What the task requires: Look through the entries below and report how many lines hold the string "this". Only the number is wanted.

Provided records:
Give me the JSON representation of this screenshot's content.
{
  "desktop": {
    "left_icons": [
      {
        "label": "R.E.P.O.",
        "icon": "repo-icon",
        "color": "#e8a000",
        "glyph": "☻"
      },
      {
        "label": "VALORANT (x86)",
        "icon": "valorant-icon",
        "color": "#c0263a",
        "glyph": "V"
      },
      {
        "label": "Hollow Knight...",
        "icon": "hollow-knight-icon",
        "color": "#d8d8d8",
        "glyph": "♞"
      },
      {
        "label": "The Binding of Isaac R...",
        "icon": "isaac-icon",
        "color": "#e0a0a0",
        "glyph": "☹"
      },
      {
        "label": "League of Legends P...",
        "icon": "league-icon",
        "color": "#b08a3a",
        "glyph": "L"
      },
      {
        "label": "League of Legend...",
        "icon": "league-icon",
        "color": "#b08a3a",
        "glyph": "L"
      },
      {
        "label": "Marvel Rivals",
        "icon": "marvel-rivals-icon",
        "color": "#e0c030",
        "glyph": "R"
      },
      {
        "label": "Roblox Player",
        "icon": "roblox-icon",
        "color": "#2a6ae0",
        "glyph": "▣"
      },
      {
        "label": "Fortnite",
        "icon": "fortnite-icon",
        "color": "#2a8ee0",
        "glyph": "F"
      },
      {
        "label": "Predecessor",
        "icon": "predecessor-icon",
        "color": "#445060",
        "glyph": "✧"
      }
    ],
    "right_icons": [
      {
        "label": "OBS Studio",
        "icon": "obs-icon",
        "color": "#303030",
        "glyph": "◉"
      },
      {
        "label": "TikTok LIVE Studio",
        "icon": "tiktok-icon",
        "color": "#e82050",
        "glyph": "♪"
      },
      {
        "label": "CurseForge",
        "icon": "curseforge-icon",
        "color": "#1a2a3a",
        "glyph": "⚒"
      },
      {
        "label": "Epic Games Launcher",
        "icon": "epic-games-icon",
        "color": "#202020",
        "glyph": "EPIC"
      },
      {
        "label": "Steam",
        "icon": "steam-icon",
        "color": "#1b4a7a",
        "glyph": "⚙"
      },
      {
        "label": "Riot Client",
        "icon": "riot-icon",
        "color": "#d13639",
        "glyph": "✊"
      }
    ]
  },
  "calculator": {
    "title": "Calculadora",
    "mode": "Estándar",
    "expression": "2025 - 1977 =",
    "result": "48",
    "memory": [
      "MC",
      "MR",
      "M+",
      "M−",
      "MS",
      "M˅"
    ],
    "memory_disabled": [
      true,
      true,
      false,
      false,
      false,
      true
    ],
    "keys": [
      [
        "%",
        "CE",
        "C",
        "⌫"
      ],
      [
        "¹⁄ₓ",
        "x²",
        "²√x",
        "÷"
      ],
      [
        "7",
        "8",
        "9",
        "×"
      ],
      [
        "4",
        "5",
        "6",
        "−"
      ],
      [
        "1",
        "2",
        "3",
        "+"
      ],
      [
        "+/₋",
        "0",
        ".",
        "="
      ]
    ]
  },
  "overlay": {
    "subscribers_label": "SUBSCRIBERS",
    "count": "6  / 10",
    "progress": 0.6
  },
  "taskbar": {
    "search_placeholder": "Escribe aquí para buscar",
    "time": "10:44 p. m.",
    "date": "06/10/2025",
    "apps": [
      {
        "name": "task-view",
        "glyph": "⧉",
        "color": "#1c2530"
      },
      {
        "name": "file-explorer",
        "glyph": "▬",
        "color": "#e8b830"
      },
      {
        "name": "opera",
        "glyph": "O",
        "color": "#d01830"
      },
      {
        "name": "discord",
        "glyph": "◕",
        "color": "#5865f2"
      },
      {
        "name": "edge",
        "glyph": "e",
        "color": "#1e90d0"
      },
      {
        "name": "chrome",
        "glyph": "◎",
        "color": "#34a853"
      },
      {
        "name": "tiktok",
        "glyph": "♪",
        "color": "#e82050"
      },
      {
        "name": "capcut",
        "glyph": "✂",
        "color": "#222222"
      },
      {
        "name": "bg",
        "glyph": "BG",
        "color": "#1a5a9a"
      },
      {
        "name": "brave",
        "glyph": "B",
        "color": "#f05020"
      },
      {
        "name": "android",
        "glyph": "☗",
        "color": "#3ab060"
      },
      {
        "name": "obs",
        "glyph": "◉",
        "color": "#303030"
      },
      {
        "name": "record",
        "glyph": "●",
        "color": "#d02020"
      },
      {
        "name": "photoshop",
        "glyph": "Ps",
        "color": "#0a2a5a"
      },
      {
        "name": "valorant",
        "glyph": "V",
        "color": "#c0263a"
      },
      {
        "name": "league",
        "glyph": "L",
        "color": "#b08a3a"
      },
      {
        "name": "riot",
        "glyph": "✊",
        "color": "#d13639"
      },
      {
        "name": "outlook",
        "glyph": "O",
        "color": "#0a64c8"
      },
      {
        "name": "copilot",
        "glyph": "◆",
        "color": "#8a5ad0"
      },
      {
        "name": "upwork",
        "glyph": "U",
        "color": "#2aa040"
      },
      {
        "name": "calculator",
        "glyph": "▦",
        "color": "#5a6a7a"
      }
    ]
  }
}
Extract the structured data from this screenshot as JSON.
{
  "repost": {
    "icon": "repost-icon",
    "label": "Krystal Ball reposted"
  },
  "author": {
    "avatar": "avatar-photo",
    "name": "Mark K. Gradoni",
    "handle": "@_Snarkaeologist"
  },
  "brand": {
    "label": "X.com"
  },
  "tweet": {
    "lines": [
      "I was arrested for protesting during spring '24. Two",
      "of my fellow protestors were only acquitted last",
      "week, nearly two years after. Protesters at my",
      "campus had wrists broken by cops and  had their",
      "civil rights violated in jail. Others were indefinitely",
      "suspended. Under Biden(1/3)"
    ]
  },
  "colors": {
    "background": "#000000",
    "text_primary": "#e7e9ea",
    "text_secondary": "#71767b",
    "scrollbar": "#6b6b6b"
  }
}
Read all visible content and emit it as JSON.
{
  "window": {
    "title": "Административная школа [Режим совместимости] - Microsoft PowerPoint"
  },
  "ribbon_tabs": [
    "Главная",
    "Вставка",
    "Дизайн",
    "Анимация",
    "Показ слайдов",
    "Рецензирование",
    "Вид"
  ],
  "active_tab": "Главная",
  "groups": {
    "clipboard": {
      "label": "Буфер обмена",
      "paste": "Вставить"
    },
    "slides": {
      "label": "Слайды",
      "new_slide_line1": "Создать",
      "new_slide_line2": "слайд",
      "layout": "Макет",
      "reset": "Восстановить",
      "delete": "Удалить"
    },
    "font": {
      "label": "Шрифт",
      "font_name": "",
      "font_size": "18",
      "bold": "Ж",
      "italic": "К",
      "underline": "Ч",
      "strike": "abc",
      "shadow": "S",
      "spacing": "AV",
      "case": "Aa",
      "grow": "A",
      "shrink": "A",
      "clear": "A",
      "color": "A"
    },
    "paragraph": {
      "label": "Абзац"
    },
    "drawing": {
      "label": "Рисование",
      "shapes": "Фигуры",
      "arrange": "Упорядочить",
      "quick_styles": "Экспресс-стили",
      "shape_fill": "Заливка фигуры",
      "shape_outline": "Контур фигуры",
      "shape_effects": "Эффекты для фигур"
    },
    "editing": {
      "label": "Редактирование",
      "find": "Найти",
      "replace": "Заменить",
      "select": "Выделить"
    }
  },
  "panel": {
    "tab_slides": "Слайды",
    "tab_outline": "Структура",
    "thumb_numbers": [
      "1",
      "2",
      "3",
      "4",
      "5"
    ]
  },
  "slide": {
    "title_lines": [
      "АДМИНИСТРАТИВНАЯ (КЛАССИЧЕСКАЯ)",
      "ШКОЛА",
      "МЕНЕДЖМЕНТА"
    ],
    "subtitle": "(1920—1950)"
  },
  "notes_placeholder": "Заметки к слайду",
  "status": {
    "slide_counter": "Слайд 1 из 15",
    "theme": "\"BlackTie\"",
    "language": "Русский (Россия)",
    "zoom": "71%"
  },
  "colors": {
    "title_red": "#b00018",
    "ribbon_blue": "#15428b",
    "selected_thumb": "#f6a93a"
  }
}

Expected answer: 2